Last week, I mentioned Dan Wade's superb blog Wade's World of Wargaming. Well, last year, Dan put on a Vietnam demo game at Call to Arms using Charlie Don't Surf! and a mash-up of a couple of scenarios from the CDS scenario pack, Surf's Up!
Dan reported on the demo game, and how he later played it through to a conclusion at home, over a series of blog posts which (and I hope he doesn't mind) that I have combined into one glorious battle report.
Click on the pic below to see his superb terrain and figures:
Dan Wade writes a great wargaming blog called Wade's World of Wargaming. There are loads of great posts and great pictures showing off Dan's collection of beautifully painted figures and terrain.

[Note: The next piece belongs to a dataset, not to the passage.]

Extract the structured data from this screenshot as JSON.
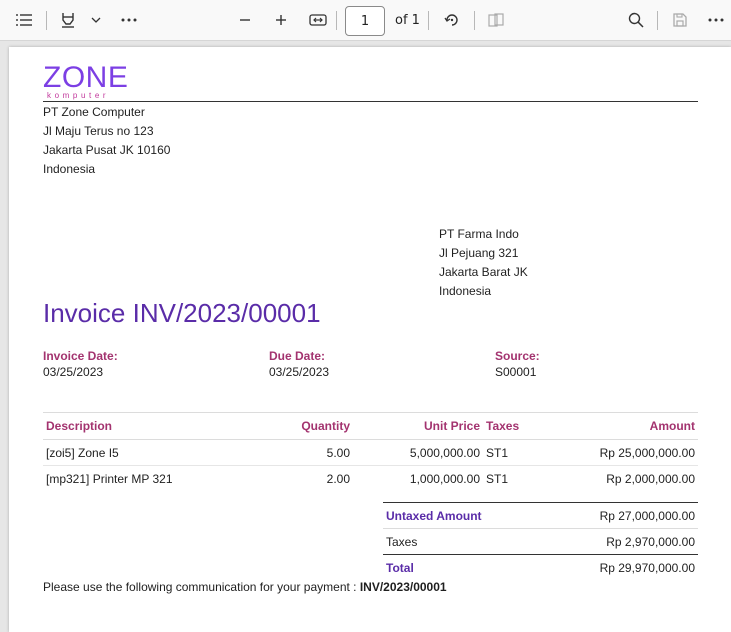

One of Dan's particular interest is Vietnam, so here's a very quick pic-only AAR from the period which I hope he doesn't mind me reproducing here. The game features a bit of tank-only action: click on the pic below to see all...
Here's a battle report for Charlie Don't Surf from 2011, trawled from what looks like a bit of a defunct blog: the Tao of Lard.
It's a couple of reports from 2011 covering The Great Rice Hunt: the first scenario from the Surf's Up scenario book. Click on the pic below to see all:
Incidentally, I would just like to add that it's worth noting that blogs are hard work to maintain. Even if 'real life' doesn't get in the way, it's hard to keep posting day after day or even week after week or month after month.
That's one of the reasons for this site: it's become an archive of writings about the TooFatLardies' company-level rules from all over the place, and that to such an extent that more and more people are sending me their AARs direct.
I do always try and contact people before copying their material here...but so many blogs have no way of directly contacting the owner anywhere on view, and I don't want to ask via a comment for all to see: just too embarrassing. So I hope in this instance the blog owner doesn't mind me resurrecting his content in this way. My contact details are on the left if needed.
Vis Lardica is a website devoted to wargaming and military history, with a special emphasis on the company-sized rulesets produced by the TooFatLardies: I Ain't Been Shot Mum (WW2); Charlie Don't Surf (Vietnam); and Quadrant 13 (science fiction)
Welcome to Vis Lardica, a website mostly dedicated to the company-sized wargaming rules produced by the TooFatLardies, but encompassing my other gaming interests as well.